Work to complete - Output the listing below verbatim, but drop the images.

The data -
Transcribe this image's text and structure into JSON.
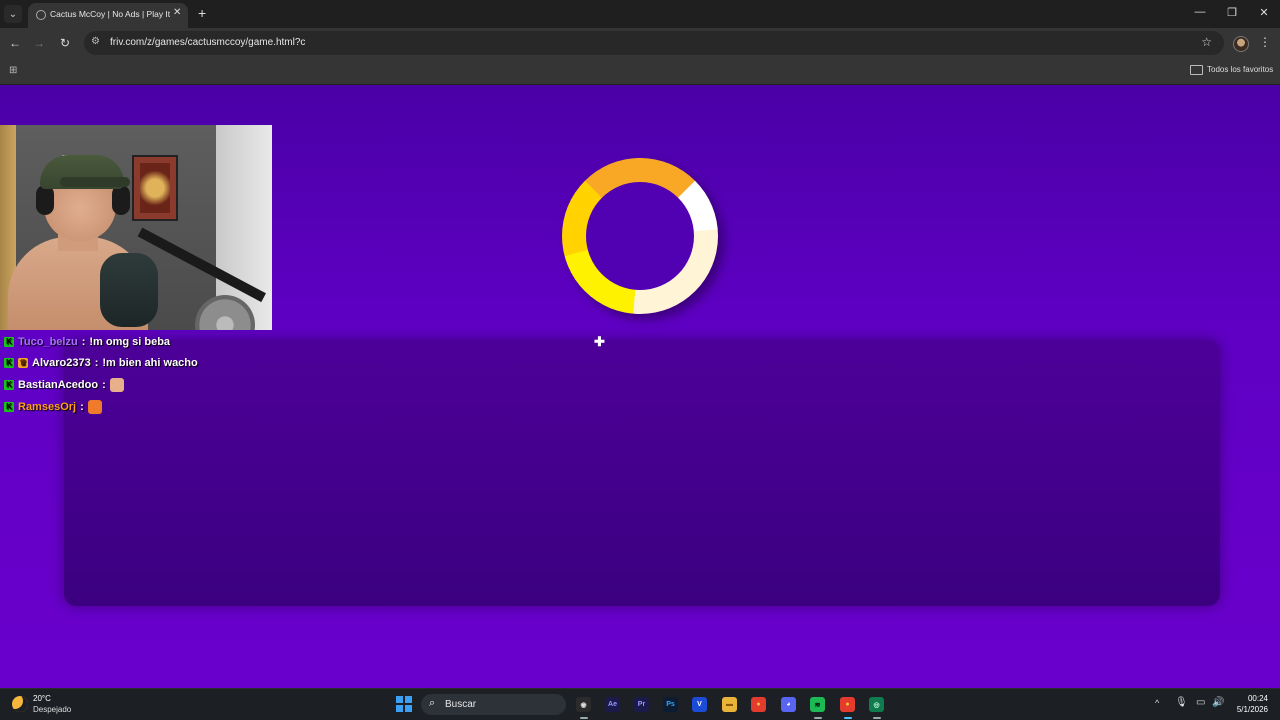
{
  "browser": {
    "tab_title": "Cactus McCoy | No Ads | Play It At",
    "tab_close": "✕",
    "new_tab": "+",
    "url": "friv.com/z/games/cactusmccoy/game.html?c",
    "bookmarks_folder": "Todos los favoritos",
    "window_controls": {
      "minimize": "—",
      "restore": "❐",
      "close": "✕"
    },
    "nav": {
      "back": "←",
      "forward": "→",
      "reload": "↻"
    },
    "star": "☆",
    "menu": "⋮",
    "apps": "⊞",
    "tab_list": "⌄"
  },
  "chat": [
    {
      "user": "Tuco_belzu",
      "user_color": "#a970ff",
      "sep": " :",
      "message": "!m omg si beba",
      "badges": [
        "k"
      ]
    },
    {
      "user": "Alvaro2373",
      "user_color": "#ffffff",
      "sep": " :",
      "message": "!m bien ahi wacho",
      "badges": [
        "k",
        "crown"
      ]
    },
    {
      "user": "BastianAcedoo",
      "user_color": "#ffffff",
      "sep": " :",
      "message": "",
      "badges": [
        "k"
      ],
      "emote_color": "#e7b08b"
    },
    {
      "user": "RamsesOrj",
      "user_color": "#ff9f1a",
      "sep": " :",
      "message": "",
      "badges": [
        "k"
      ],
      "emote_color": "#f07b2a"
    }
  ],
  "badge_glyphs": {
    "k": "K",
    "crown": "♛"
  },
  "page": {
    "cursor": "✚",
    "background_color": "#5f00c4",
    "loader_colors": [
      "#f9a825",
      "#ffffff",
      "#fff4d6",
      "#fff200"
    ]
  },
  "taskbar": {
    "temperature": "20°C",
    "weather": "Despejado",
    "search_placeholder": "Buscar",
    "search_icon": "⌕",
    "apps": [
      {
        "name": "obs",
        "glyph": "◉",
        "bg": "#2b2b2b",
        "fg": "#ddd"
      },
      {
        "name": "after-effects",
        "glyph": "Ae",
        "bg": "#1b1a4a",
        "fg": "#9999ff"
      },
      {
        "name": "premiere",
        "glyph": "Pr",
        "bg": "#1b1a4a",
        "fg": "#9999ff"
      },
      {
        "name": "photoshop",
        "glyph": "Ps",
        "bg": "#0c1d33",
        "fg": "#31a8ff"
      },
      {
        "name": "vegas",
        "glyph": "V",
        "bg": "#1c4bd8",
        "fg": "#fff"
      },
      {
        "name": "file-explorer",
        "glyph": "▬",
        "bg": "#e8b43a",
        "fg": "#8a5a00"
      },
      {
        "name": "chrome",
        "glyph": "●",
        "bg": "#e33b2e",
        "fg": "#fbc02d"
      },
      {
        "name": "discord",
        "glyph": "◕",
        "bg": "#5865f2",
        "fg": "#fff"
      },
      {
        "name": "spotify",
        "glyph": "≋",
        "bg": "#1db954",
        "fg": "#000"
      },
      {
        "name": "chrome-active",
        "glyph": "●",
        "bg": "#e33b2e",
        "fg": "#fbc02d"
      },
      {
        "name": "vpn",
        "glyph": "◎",
        "bg": "#0f7c4f",
        "fg": "#c8ffe0"
      }
    ],
    "tray_up": "^",
    "tray": [
      "🎙",
      "▭",
      "🔊"
    ],
    "time": "00:24",
    "date": "5/1/2026"
  }
}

Result of the task -
Transcribe this image's text and structure into JSON.
{
  "browser": {
    "tab_title": "Cactus McCoy | No Ads | Play It At",
    "tab_close": "✕",
    "new_tab": "+",
    "url": "friv.com/z/games/cactusmccoy/game.html?c",
    "bookmarks_folder": "Todos los favoritos",
    "window_controls": {
      "minimize": "—",
      "restore": "❐",
      "close": "✕"
    },
    "nav": {
      "back": "←",
      "forward": "→",
      "reload": "↻"
    },
    "star": "☆",
    "menu": "⋮",
    "apps": "⊞",
    "tab_list": "⌄"
  },
  "chat": [
    {
      "user": "Tuco_belzu",
      "user_color": "#a970ff",
      "sep": " :",
      "message": "!m omg si beba",
      "badges": [
        "k"
      ]
    },
    {
      "user": "Alvaro2373",
      "user_color": "#ffffff",
      "sep": " :",
      "message": "!m bien ahi wacho",
      "badges": [
        "k",
        "crown"
      ]
    },
    {
      "user": "BastianAcedoo",
      "user_color": "#ffffff",
      "sep": " :",
      "message": "",
      "badges": [
        "k"
      ],
      "emote_color": "#e7b08b"
    },
    {
      "user": "RamsesOrj",
      "user_color": "#ff9f1a",
      "sep": " :",
      "message": "",
      "badges": [
        "k"
      ],
      "emote_color": "#f07b2a"
    }
  ],
  "badge_glyphs": {
    "k": "K",
    "crown": "♛"
  },
  "page": {
    "cursor": "✚",
    "background_color": "#5f00c4",
    "loader_colors": [
      "#f9a825",
      "#ffffff",
      "#fff4d6",
      "#fff200"
    ]
  },
  "taskbar": {
    "temperature": "20°C",
    "weather": "Despejado",
    "search_placeholder": "Buscar",
    "search_icon": "⌕",
    "apps": [
      {
        "name": "obs",
        "glyph": "◉",
        "bg": "#2b2b2b",
        "fg": "#ddd"
      },
      {
        "name": "after-effects",
        "glyph": "Ae",
        "bg": "#1b1a4a",
        "fg": "#9999ff"
      },
      {
        "name": "premiere",
        "glyph": "Pr",
        "bg": "#1b1a4a",
        "fg": "#9999ff"
      },
      {
        "name": "photoshop",
        "glyph": "Ps",
        "bg": "#0c1d33",
        "fg": "#31a8ff"
      },
      {
        "name": "vegas",
        "glyph": "V",
        "bg": "#1c4bd8",
        "fg": "#fff"
      },
      {
        "name": "file-explorer",
        "glyph": "▬",
        "bg": "#e8b43a",
        "fg": "#8a5a00"
      },
      {
        "name": "chrome",
        "glyph": "●",
        "bg": "#e33b2e",
        "fg": "#fbc02d"
      },
      {
        "name": "discord",
        "glyph": "◕",
        "bg": "#5865f2",
        "fg": "#fff"
      },
      {
        "name": "spotify",
        "glyph": "≋",
        "bg": "#1db954",
        "fg": "#000"
      },
      {
        "name": "chrome-active",
        "glyph": "●",
        "bg": "#e33b2e",
        "fg": "#fbc02d"
      },
      {
        "name": "vpn",
        "glyph": "◎",
        "bg": "#0f7c4f",
        "fg": "#c8ffe0"
      }
    ],
    "tray_up": "^",
    "tray": [
      "🎙",
      "▭",
      "🔊"
    ],
    "time": "00:24",
    "date": "5/1/2026"
  }
}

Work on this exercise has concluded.